Independent indeed. Lancaster would go on to pursue roles that challenged his already diverse career, most notably with the Italian epic The Leopard. By forming a bond with director Luchino Visconti, Lancaster entered a new phase of his career that opened himself to new roles and projects from filmmakers abroad.
In discussing his title role in The Bird Man of Alcatraz, Lancaster expressed his critical view of America’s prison system. Lancaster confirmed that the film presented “the question whether or not prison serves any purpose at all, in terms of even protecting society and, certainly, what does it ever do for those who are the inmates of prisons.” Lancaster clarified his position by branding rehabilitation as a “ridiculous word, because it simply does not occur.” Known for his strong stance on social issues, from supporting the civil rights movement early in his career to his fight for AIDS awareness later in life, Lancaster was never afraid to be vocal on important topics when it was considered unfashionable to do so.
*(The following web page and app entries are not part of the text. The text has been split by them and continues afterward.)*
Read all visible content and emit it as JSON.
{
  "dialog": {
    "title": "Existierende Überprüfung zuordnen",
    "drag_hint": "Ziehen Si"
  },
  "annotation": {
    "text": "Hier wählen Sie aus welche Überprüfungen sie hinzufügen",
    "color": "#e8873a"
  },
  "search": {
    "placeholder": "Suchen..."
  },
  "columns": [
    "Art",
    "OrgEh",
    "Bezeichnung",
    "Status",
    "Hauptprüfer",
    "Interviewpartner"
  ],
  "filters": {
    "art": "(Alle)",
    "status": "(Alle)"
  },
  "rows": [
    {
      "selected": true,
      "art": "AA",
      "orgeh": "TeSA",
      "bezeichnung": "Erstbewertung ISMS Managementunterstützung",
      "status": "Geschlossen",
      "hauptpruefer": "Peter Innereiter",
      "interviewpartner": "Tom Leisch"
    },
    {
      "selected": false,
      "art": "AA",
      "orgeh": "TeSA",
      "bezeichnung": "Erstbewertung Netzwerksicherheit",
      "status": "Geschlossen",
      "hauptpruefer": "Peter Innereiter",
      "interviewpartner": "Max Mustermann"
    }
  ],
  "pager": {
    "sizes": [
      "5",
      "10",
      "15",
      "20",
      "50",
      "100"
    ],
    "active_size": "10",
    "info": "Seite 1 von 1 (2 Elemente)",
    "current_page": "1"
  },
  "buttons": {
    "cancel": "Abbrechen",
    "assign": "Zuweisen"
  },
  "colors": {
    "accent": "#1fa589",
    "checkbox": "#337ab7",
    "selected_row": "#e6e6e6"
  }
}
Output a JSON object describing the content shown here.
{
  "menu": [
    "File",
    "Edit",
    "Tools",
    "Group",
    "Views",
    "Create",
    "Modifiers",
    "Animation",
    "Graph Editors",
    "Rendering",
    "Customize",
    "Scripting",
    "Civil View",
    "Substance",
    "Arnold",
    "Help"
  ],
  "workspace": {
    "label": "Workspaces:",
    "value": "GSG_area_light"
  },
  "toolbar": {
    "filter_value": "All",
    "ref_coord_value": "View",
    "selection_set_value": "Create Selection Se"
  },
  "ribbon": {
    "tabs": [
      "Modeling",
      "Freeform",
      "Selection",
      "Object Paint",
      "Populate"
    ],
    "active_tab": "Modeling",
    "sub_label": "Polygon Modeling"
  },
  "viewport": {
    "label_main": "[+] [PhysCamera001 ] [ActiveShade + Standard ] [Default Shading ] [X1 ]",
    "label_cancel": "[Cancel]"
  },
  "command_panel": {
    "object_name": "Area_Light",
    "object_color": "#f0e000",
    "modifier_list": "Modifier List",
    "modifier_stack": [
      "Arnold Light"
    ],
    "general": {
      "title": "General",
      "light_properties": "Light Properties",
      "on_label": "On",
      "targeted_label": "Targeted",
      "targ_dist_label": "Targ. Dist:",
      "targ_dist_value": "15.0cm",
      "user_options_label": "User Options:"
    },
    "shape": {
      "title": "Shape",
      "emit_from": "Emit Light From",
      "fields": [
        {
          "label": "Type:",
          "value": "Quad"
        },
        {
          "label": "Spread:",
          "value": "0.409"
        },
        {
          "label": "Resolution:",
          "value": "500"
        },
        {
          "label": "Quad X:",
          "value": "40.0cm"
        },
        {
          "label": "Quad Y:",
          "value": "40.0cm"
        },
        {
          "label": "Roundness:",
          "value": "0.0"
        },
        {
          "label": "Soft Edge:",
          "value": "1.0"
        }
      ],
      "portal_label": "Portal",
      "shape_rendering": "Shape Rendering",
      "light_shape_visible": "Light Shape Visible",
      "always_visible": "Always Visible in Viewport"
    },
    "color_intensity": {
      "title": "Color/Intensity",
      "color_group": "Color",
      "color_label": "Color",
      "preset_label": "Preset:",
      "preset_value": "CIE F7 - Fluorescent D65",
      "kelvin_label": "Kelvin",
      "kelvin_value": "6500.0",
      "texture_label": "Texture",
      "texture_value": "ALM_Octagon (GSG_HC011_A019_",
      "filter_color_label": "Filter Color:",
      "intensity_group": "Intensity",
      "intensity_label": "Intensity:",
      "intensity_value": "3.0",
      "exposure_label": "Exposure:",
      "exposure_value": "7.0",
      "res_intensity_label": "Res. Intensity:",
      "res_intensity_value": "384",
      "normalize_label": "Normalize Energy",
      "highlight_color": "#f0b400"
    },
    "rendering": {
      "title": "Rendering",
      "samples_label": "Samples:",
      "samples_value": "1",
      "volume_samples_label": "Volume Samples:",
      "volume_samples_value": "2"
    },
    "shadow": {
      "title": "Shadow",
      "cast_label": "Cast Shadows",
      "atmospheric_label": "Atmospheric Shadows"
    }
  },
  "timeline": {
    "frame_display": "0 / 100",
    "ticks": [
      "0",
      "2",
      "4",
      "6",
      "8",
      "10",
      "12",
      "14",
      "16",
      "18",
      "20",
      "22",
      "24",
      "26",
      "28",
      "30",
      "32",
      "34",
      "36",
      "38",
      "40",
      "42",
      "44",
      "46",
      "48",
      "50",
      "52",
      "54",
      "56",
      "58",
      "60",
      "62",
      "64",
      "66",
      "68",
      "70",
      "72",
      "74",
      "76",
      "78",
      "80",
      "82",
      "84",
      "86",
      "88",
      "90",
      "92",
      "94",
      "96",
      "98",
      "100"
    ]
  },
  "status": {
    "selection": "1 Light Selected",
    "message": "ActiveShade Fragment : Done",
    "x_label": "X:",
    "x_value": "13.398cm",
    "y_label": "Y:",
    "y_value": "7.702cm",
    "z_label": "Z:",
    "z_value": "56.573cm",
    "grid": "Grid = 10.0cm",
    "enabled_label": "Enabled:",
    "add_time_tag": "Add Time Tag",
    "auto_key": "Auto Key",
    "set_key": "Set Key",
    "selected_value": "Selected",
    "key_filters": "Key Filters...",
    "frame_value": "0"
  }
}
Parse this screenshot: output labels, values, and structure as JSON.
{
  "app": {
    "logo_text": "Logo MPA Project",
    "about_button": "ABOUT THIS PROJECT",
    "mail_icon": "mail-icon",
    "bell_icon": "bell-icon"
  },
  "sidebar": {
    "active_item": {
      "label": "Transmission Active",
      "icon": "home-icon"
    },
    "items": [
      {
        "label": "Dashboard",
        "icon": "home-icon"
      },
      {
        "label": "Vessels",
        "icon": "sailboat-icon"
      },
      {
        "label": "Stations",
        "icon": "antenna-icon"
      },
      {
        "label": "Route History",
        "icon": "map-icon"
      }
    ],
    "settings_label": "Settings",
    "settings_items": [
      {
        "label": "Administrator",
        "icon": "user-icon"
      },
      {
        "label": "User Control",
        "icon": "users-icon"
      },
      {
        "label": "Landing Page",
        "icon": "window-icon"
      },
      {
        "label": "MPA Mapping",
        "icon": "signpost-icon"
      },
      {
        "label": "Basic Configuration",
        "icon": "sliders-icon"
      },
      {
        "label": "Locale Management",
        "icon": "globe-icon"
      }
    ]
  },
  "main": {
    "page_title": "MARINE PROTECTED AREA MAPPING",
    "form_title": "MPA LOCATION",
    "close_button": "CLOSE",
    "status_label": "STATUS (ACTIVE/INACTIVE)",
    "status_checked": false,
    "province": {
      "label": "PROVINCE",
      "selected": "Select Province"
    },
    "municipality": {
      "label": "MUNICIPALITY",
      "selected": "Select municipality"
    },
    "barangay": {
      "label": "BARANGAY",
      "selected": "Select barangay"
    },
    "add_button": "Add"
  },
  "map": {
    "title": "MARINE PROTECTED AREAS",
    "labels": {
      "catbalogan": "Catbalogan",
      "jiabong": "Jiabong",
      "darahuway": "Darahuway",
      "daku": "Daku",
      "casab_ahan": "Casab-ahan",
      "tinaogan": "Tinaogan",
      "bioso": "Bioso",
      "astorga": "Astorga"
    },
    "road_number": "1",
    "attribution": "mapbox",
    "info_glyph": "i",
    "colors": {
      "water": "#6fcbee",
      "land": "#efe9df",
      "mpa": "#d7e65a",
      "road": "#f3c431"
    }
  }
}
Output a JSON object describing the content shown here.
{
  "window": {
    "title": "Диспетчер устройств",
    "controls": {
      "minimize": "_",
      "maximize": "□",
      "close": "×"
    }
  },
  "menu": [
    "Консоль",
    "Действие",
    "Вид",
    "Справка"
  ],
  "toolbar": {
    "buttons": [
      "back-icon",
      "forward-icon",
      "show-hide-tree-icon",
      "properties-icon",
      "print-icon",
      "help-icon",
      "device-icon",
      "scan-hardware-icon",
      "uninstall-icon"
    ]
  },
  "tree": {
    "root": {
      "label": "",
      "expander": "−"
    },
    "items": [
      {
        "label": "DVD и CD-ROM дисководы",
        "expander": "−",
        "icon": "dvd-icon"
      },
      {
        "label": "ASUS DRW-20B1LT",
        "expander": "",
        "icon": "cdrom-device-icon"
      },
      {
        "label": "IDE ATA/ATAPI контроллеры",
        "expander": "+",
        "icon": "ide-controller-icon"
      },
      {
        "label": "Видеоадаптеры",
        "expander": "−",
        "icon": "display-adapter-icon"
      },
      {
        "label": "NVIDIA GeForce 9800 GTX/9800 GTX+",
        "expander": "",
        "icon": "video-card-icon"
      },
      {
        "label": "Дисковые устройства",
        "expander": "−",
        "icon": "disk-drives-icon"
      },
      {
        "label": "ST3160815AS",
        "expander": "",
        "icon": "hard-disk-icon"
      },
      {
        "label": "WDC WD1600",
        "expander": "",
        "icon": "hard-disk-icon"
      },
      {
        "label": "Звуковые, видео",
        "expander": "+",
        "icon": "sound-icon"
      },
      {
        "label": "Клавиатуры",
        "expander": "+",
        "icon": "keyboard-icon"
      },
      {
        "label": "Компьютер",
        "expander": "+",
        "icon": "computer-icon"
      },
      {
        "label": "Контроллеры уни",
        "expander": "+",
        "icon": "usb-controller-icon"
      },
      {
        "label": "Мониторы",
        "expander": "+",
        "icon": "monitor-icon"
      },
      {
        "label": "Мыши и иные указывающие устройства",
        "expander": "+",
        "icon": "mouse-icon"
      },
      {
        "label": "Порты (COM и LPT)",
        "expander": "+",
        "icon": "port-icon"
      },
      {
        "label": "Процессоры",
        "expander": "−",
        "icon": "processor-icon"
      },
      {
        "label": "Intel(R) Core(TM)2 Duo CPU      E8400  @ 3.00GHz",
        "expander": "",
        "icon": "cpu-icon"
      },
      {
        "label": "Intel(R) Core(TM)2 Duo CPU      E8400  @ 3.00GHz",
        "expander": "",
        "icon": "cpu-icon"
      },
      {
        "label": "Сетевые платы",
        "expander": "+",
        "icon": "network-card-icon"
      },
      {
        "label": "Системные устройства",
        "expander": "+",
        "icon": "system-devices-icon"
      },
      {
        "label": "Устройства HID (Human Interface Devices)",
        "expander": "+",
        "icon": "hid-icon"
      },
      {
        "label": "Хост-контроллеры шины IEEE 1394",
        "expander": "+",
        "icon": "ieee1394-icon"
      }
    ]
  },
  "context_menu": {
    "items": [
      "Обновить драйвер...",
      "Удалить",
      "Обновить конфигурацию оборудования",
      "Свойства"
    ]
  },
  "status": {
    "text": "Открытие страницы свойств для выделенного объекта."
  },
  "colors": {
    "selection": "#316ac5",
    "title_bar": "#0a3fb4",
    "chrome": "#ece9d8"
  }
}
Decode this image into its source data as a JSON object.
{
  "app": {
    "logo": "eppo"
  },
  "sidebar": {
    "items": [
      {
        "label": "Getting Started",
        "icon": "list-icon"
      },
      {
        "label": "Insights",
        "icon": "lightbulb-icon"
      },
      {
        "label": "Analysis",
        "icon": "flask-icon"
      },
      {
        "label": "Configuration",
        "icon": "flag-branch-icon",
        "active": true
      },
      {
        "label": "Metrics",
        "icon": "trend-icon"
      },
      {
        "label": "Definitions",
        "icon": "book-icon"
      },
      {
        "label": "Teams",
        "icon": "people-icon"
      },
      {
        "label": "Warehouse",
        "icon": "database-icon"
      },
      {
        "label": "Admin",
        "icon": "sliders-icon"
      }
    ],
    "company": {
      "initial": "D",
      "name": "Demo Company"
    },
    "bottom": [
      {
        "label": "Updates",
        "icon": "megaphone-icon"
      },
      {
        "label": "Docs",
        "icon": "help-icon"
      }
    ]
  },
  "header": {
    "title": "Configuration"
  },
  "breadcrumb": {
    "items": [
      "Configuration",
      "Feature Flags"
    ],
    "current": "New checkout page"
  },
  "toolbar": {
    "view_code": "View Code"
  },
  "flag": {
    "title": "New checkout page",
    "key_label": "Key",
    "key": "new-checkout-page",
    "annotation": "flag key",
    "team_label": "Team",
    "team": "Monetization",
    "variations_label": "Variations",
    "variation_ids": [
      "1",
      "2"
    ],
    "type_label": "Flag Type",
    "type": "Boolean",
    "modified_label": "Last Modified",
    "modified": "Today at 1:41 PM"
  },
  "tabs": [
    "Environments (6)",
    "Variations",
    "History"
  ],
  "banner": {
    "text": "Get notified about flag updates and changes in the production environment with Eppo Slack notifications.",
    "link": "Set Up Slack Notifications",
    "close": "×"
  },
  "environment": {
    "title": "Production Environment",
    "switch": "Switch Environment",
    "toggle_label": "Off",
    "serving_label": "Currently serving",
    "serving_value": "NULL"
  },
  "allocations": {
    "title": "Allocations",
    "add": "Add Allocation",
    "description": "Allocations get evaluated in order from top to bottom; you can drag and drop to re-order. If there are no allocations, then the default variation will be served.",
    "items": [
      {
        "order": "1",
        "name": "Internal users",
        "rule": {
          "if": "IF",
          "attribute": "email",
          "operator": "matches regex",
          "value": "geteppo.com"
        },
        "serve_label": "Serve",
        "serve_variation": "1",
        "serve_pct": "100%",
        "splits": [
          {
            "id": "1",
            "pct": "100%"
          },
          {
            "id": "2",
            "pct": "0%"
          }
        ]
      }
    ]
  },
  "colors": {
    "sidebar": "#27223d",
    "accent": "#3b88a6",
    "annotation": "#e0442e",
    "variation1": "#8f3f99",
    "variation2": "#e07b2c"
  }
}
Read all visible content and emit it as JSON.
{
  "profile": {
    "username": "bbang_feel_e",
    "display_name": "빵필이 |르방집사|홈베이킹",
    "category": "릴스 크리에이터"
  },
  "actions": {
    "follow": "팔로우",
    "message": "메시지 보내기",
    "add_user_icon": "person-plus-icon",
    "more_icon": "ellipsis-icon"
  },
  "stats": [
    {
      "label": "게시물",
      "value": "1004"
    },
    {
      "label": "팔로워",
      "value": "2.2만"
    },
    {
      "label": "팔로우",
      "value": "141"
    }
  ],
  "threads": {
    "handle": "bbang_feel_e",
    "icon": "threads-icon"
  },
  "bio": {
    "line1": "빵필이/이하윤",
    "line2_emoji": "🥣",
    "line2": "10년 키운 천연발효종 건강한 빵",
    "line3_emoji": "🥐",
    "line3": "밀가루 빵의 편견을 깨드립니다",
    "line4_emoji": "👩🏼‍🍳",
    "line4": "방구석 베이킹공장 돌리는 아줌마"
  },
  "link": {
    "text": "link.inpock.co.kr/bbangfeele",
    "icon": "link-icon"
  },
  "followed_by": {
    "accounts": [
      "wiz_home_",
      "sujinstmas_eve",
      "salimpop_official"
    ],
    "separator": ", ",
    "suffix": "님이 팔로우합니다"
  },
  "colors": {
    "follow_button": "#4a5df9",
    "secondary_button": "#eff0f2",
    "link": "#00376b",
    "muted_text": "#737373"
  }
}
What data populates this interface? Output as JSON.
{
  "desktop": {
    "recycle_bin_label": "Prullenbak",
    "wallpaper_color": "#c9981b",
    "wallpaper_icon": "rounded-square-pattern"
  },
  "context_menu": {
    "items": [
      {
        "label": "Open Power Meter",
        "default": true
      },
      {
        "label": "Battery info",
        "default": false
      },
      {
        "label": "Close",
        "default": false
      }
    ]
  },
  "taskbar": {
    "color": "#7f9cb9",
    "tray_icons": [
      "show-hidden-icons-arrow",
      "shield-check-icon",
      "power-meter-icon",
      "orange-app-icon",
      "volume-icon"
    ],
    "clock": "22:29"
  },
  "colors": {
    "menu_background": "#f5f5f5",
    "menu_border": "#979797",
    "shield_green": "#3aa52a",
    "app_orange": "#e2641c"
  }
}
While the tribute celebrated Lancaster’s illustrious career, the event was not just about looking back at the past glories of an aging screen idol. Three decades after his first film Lancaster was still able to hold intrigue over filmgoers with his upcoming projects. Audience members attempted to squeeze revelations about Bernardo Bertolucci’s 1900 from the star. Still unseen in the U.S. at the time, the film was rumored to be a masterpiece. Lancaster gushed, “Bertolucci is just brilliant. . . . I understand it is a magnificent film and I would be very surprised if it wasn’t.” The audience was enthralled as Lancaster discussed his role in the controversial scene that prompted Italian censors to temporarily ban the film. He played a “very old bumbling man of 80 who attempts to rape a little girl and who is totally incapable, totally impotent, and whose whole life becomes a kind of impotency.” For a career that will always be remembered by action roles that epitomized masculinity and sex appeal, Lancaster was unafraid to challenge his well-established image by pursuing roles that portrayed the dark side of sexual desire. Lancaster’s role in 1900 remained the buzz of the evening, carrying into the newspaper headlines of the following day where San Franciscans eagerly anticipated Lancaster’s return in his next Italian epic.